Richard Cordray, the Democratic candidate running for governor of Ohio, said he regrets an "inappropriate comparison" of local Republicans to Nazi supporters that he made during a March speech, the Cincinnati Enquirer reported.
Cordray was speaking to the Allen County Democratic Party Women's Club, and was criticizing Republicans in Ohio for not standing up to Gov. John Kasich against local government fund cuts in 2011.
"Somebody said to me last month that they're 'Vichy Republicans,' which I didn't fully understand," Cordray said of the Republicans. "I guess that's 'Vichy France' during World War II, the ones who went over and collaborated with the Nazis."
What is the backlash to the comments?
A spokesman for the Cordray campaign said Cordray regrets the situation, but did not issue an apology for the remarks.
"Rich believes Ohioans deserve elected representatives who will stand up for what's right, even if that means speaking out against people of their own party," spokesman Mike Gwin told Politics Extra. "He regrets repeating someone else's inappropriate comparison in making that point."
Jon Husted, running mate to GOP candidate and state Attorney General Mike DeWine, criticized Cordray for not speaking for himself and apologizing.
"@RichCordray you know better than this: Don't hide behind your spokesperson," Husted tweeted. "You said it, just apologize."
Cordray's conment also provoked the Republican Jewish Coalition to condemn him, and to call on state Democrats to demand an apology from their candidate.
"This is wholly unacceptable @Rich Cordray," a post on the RJC Twitter account read. "Your deep lack of understanding of the historical significance of what you said is disqualifying & offensive. You owe the people of Ohio an apology."
What is the historical significance?
"Vichy France" refers to a French regime that existed during the German occupation of France in World War II that collaborated with Nazi Germany in the Holocaust.
During World War II, France signed an armistice with Germany after the German Blitzkrieg pushed deep into French territory in 1939 and 1940.
The French signed an armistice with Germany in June 1940. Shortly afterward, the French Parliament voted to abandon the nation's previous government, the Third Republic, and voted to give World War I hero Marshal Philippe Petain full power.
The authoritarian "Vichy France" government was born, named for the spa city it operated out of while Germany occupied the northern half of the country and held millions of military war prisoners.
Even before being pressured to do so by Nazi Germany, the Vichy French government enacted harsh anti-Semitic policies, partially scapegoating Jewish people for France's fall at the hands of the Germans.
The Vichy French government arrested and deported thousands of Jewish people, often separating children from families and sending them to concentration camps.
The collaboration of the Vichy government with Nazi Germany represents a severe blemish in France's history, one that many citizens struggle with and that President Emmanuel Macron has acknowledged and condemned even as some French leaders claim that Vichy did not represent France.

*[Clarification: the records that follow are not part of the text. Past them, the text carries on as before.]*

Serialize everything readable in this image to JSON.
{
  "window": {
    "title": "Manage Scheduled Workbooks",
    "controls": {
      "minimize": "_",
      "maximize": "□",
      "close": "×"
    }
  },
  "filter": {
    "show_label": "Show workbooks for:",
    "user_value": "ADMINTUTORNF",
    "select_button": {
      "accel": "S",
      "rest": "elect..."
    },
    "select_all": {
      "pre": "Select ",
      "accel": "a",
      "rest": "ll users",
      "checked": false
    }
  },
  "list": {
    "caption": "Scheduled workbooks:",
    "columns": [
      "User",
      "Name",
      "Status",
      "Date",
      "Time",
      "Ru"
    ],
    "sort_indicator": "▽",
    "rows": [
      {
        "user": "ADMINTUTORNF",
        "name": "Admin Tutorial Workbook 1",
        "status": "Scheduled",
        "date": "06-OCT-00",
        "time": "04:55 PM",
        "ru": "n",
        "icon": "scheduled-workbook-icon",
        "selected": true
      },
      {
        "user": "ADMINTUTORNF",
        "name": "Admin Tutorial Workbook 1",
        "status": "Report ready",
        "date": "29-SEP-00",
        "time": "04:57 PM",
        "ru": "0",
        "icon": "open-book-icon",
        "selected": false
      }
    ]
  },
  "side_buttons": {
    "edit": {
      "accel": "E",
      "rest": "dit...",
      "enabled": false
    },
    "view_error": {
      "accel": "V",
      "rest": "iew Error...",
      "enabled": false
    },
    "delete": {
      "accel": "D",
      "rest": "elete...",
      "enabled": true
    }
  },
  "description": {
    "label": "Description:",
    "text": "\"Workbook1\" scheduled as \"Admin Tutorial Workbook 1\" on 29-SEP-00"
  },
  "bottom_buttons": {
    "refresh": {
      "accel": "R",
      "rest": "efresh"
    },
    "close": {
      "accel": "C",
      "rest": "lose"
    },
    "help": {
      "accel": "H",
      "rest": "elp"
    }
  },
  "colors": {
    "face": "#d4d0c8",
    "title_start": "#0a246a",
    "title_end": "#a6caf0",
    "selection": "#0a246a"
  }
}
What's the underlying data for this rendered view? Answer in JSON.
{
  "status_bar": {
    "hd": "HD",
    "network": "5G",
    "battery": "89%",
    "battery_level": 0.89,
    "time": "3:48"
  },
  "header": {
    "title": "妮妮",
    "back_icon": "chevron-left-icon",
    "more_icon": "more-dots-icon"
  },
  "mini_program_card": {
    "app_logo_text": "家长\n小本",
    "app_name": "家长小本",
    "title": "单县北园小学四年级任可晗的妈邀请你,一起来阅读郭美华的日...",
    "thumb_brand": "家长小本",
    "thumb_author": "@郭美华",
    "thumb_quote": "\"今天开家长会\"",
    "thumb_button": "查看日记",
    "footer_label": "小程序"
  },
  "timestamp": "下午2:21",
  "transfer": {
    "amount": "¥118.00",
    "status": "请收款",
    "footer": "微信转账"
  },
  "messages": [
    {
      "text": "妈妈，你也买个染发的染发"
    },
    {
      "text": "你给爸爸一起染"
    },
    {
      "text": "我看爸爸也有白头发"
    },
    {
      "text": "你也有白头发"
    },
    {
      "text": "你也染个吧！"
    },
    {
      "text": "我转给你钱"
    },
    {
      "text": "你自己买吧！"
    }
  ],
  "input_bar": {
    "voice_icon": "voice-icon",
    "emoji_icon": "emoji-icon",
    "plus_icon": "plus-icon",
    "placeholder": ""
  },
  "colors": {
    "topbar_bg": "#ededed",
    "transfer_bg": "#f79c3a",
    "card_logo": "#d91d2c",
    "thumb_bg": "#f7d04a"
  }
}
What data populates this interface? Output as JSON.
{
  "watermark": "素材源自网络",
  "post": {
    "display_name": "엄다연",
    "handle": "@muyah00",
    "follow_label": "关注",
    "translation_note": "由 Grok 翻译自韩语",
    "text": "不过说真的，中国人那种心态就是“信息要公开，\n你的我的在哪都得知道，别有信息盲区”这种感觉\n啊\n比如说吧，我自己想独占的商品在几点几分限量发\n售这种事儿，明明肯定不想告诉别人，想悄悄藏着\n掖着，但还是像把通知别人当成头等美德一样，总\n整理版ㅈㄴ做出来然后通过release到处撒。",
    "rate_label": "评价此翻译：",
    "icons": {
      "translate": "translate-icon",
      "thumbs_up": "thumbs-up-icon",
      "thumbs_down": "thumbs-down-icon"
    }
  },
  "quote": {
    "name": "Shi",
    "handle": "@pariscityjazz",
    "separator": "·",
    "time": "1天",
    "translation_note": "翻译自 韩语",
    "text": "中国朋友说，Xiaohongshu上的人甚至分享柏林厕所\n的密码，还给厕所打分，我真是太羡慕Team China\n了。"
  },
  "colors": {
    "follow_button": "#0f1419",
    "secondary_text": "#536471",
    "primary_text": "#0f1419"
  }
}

"It is convenient to see the Vichy regime as born of nothingness, returned to nothingness," Macron said last summer. "Yes, it's convenient. But it is false. We cannot build pride upon a lie."